• _WHAT IS BEING ASKED_
Please restate each line of the data that follows word for word, skipping any image.

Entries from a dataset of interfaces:
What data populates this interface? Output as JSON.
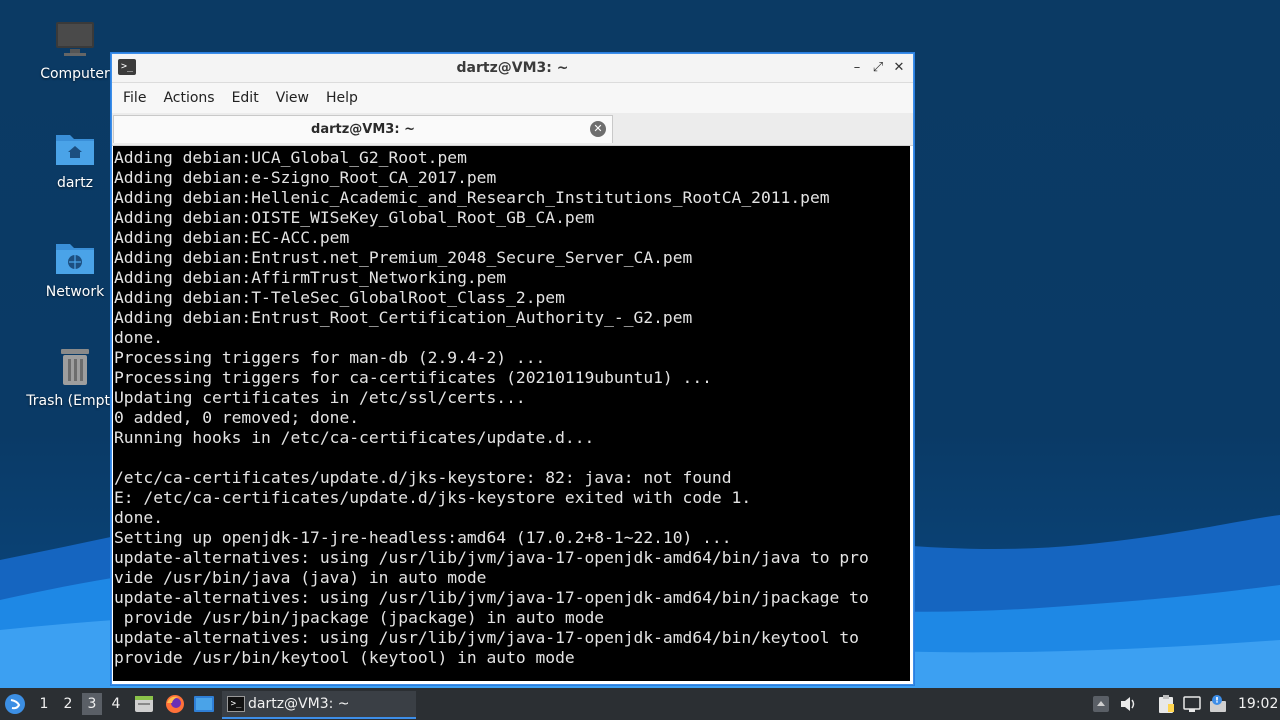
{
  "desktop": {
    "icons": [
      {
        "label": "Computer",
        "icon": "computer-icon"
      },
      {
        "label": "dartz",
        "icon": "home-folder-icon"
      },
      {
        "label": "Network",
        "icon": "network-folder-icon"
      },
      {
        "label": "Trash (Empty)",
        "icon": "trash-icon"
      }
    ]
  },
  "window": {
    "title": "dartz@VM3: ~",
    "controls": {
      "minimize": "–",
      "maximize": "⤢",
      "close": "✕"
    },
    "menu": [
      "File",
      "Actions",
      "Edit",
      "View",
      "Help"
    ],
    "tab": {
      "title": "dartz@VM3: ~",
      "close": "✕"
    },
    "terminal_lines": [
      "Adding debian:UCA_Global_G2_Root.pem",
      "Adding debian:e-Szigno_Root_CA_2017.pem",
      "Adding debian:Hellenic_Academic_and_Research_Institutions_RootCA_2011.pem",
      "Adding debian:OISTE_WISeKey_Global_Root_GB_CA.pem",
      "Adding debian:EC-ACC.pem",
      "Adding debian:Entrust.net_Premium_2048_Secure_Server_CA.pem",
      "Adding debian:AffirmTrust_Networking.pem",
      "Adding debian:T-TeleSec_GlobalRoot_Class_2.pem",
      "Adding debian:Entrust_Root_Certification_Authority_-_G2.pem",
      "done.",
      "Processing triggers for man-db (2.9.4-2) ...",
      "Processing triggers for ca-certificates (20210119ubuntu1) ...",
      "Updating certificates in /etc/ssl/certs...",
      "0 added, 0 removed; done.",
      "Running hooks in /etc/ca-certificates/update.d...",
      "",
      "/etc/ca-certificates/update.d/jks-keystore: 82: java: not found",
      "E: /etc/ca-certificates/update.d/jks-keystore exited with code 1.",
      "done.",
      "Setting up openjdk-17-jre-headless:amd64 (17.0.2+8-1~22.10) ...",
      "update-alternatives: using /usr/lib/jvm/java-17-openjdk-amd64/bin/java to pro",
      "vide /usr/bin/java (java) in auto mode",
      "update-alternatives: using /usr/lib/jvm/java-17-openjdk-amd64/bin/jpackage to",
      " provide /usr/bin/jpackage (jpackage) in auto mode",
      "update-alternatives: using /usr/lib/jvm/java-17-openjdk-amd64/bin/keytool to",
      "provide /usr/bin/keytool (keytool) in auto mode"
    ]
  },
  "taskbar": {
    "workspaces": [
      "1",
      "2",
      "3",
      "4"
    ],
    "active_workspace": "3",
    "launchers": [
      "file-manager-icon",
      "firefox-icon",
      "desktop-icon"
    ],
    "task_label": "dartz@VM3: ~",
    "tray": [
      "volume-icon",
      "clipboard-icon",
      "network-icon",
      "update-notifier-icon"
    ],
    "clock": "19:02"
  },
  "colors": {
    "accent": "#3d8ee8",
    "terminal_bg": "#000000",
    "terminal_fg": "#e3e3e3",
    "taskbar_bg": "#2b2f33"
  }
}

• _RESPONSE TO THIS TASK_
What data populates this interface? Output as JSON.
{
  "desktop": {
    "icons": [
      {
        "label": "Computer",
        "icon": "computer-icon"
      },
      {
        "label": "dartz",
        "icon": "home-folder-icon"
      },
      {
        "label": "Network",
        "icon": "network-folder-icon"
      },
      {
        "label": "Trash (Empty)",
        "icon": "trash-icon"
      }
    ]
  },
  "window": {
    "title": "dartz@VM3: ~",
    "controls": {
      "minimize": "–",
      "maximize": "⤢",
      "close": "✕"
    },
    "menu": [
      "File",
      "Actions",
      "Edit",
      "View",
      "Help"
    ],
    "tab": {
      "title": "dartz@VM3: ~",
      "close": "✕"
    },
    "terminal_lines": [
      "Adding debian:UCA_Global_G2_Root.pem",
      "Adding debian:e-Szigno_Root_CA_2017.pem",
      "Adding debian:Hellenic_Academic_and_Research_Institutions_RootCA_2011.pem",
      "Adding debian:OISTE_WISeKey_Global_Root_GB_CA.pem",
      "Adding debian:EC-ACC.pem",
      "Adding debian:Entrust.net_Premium_2048_Secure_Server_CA.pem",
      "Adding debian:AffirmTrust_Networking.pem",
      "Adding debian:T-TeleSec_GlobalRoot_Class_2.pem",
      "Adding debian:Entrust_Root_Certification_Authority_-_G2.pem",
      "done.",
      "Processing triggers for man-db (2.9.4-2) ...",
      "Processing triggers for ca-certificates (20210119ubuntu1) ...",
      "Updating certificates in /etc/ssl/certs...",
      "0 added, 0 removed; done.",
      "Running hooks in /etc/ca-certificates/update.d...",
      "",
      "/etc/ca-certificates/update.d/jks-keystore: 82: java: not found",
      "E: /etc/ca-certificates/update.d/jks-keystore exited with code 1.",
      "done.",
      "Setting up openjdk-17-jre-headless:amd64 (17.0.2+8-1~22.10) ...",
      "update-alternatives: using /usr/lib/jvm/java-17-openjdk-amd64/bin/java to pro",
      "vide /usr/bin/java (java) in auto mode",
      "update-alternatives: using /usr/lib/jvm/java-17-openjdk-amd64/bin/jpackage to",
      " provide /usr/bin/jpackage (jpackage) in auto mode",
      "update-alternatives: using /usr/lib/jvm/java-17-openjdk-amd64/bin/keytool to",
      "provide /usr/bin/keytool (keytool) in auto mode"
    ]
  },
  "taskbar": {
    "workspaces": [
      "1",
      "2",
      "3",
      "4"
    ],
    "active_workspace": "3",
    "launchers": [
      "file-manager-icon",
      "firefox-icon",
      "desktop-icon"
    ],
    "task_label": "dartz@VM3: ~",
    "tray": [
      "volume-icon",
      "clipboard-icon",
      "network-icon",
      "update-notifier-icon"
    ],
    "clock": "19:02"
  },
  "colors": {
    "accent": "#3d8ee8",
    "terminal_bg": "#000000",
    "terminal_fg": "#e3e3e3",
    "taskbar_bg": "#2b2f33"
  }
}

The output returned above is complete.